**What you need to do**
Search the entries for lines that contain the word "Power", and report each one found.

Web page and app entries:
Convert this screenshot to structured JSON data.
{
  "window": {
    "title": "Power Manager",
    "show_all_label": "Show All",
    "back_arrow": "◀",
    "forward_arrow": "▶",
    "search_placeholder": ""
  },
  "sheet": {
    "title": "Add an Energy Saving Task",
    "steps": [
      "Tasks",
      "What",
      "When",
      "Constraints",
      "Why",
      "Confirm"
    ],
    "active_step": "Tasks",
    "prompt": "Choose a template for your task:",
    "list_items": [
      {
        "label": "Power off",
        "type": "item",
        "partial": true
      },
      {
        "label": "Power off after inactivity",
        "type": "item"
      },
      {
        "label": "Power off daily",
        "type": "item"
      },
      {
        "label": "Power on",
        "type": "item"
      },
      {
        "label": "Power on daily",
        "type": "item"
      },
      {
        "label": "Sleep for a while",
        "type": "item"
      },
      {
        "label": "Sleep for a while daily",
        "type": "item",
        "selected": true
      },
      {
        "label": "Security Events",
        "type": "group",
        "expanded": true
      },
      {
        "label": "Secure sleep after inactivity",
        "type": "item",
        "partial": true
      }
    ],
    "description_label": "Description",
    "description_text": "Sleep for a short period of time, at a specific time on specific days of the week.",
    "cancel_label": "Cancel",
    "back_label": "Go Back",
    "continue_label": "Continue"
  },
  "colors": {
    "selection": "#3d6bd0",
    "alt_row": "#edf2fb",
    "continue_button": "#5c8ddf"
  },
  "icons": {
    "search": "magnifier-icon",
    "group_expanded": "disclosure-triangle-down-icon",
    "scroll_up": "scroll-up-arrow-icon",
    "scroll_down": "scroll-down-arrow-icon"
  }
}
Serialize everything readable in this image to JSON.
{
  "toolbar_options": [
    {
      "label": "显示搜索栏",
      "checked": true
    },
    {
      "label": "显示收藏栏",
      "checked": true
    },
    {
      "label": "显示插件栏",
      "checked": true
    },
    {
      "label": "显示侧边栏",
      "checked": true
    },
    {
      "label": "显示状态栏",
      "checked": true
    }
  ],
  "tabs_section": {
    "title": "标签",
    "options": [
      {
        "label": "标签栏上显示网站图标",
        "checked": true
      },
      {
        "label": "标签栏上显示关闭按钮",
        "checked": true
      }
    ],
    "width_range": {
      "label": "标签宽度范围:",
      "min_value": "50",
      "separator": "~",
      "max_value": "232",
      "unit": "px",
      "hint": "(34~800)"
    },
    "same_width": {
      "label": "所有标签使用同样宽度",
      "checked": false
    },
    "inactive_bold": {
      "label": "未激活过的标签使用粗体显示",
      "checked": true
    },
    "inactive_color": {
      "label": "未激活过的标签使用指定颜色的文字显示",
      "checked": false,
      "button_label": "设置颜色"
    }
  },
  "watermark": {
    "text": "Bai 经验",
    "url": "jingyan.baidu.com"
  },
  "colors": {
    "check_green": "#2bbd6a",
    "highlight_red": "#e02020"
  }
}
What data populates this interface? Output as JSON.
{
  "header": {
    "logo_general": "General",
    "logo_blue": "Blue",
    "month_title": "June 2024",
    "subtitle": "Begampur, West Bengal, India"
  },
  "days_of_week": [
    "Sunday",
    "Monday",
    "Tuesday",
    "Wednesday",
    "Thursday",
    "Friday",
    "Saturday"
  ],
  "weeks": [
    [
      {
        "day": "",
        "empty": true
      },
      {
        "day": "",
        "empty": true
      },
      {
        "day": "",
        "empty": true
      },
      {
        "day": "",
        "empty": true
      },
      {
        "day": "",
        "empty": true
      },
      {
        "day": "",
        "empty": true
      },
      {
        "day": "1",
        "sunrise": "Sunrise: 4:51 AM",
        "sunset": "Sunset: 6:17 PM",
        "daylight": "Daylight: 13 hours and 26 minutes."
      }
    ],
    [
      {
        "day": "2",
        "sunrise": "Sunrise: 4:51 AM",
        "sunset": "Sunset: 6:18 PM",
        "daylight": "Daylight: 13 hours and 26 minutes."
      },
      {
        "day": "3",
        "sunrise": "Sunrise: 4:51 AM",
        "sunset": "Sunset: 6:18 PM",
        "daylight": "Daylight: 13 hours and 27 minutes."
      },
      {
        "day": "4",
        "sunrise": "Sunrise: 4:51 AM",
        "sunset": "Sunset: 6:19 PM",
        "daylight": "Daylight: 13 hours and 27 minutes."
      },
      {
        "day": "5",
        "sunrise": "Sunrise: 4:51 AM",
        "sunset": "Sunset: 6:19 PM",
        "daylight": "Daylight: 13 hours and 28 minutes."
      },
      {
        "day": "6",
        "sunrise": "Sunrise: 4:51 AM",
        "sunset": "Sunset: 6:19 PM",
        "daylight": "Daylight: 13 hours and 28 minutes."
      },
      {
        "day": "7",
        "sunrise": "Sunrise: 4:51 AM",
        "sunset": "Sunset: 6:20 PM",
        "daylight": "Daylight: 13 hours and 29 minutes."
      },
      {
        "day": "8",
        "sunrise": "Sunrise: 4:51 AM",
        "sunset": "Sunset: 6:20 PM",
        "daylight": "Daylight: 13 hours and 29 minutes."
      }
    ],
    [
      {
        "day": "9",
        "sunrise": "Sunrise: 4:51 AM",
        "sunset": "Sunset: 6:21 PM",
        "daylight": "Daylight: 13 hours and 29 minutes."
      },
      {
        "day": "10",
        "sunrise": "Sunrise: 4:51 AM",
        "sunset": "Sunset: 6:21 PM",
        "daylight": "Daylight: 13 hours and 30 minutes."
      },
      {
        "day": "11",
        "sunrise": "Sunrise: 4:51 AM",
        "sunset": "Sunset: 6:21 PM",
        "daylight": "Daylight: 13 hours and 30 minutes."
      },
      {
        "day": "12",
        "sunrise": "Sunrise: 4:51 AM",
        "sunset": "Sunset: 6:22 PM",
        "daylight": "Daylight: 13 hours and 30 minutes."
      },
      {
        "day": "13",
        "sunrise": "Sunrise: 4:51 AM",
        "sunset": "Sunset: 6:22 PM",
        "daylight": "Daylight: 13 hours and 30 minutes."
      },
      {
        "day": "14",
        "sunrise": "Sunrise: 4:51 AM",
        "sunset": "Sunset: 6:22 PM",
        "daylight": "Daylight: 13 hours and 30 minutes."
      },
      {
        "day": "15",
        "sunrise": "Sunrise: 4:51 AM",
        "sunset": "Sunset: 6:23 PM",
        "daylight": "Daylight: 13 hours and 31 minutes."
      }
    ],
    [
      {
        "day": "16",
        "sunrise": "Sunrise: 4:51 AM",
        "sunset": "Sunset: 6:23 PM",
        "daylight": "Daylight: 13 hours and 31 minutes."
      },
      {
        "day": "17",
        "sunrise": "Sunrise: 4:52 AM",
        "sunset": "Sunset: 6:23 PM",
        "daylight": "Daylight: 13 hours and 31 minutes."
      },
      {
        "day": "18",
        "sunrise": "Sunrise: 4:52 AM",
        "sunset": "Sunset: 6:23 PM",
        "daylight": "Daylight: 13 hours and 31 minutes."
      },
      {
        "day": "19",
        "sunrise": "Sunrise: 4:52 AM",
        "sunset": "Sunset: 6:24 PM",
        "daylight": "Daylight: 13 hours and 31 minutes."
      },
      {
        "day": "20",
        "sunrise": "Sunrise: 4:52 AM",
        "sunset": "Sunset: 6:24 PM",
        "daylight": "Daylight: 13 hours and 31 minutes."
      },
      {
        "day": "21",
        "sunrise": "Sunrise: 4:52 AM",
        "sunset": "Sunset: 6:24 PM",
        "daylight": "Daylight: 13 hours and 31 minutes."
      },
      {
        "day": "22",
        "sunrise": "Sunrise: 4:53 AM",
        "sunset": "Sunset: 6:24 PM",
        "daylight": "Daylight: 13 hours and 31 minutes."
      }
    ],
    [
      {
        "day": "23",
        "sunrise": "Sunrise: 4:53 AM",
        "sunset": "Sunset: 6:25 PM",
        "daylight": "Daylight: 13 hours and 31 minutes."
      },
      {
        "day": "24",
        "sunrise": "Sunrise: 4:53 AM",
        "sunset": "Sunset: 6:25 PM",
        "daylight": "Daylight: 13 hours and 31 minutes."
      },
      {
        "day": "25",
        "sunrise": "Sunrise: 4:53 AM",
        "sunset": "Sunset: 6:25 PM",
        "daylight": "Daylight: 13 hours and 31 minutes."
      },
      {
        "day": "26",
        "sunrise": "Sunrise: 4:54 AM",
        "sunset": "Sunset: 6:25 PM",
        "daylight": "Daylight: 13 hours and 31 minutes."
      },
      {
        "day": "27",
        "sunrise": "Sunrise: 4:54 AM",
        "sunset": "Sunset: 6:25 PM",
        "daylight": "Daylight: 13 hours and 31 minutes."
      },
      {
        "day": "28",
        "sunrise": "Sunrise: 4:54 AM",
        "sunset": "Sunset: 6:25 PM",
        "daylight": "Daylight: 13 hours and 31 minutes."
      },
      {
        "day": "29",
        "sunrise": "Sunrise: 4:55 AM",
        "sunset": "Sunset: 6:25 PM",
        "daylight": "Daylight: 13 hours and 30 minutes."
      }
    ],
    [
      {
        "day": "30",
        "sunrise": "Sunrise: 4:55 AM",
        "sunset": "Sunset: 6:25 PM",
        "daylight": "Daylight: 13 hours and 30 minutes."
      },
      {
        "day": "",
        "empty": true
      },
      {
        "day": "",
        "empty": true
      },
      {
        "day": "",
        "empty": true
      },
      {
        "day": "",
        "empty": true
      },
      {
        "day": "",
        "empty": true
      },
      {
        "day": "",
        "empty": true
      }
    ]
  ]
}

**Reply**
    "title": "Power Manager",
        "label": "Power off",
        "label": "Power off after inactivity",
        "label": "Power off daily",
        "label": "Power on",
        "label": "Power on daily",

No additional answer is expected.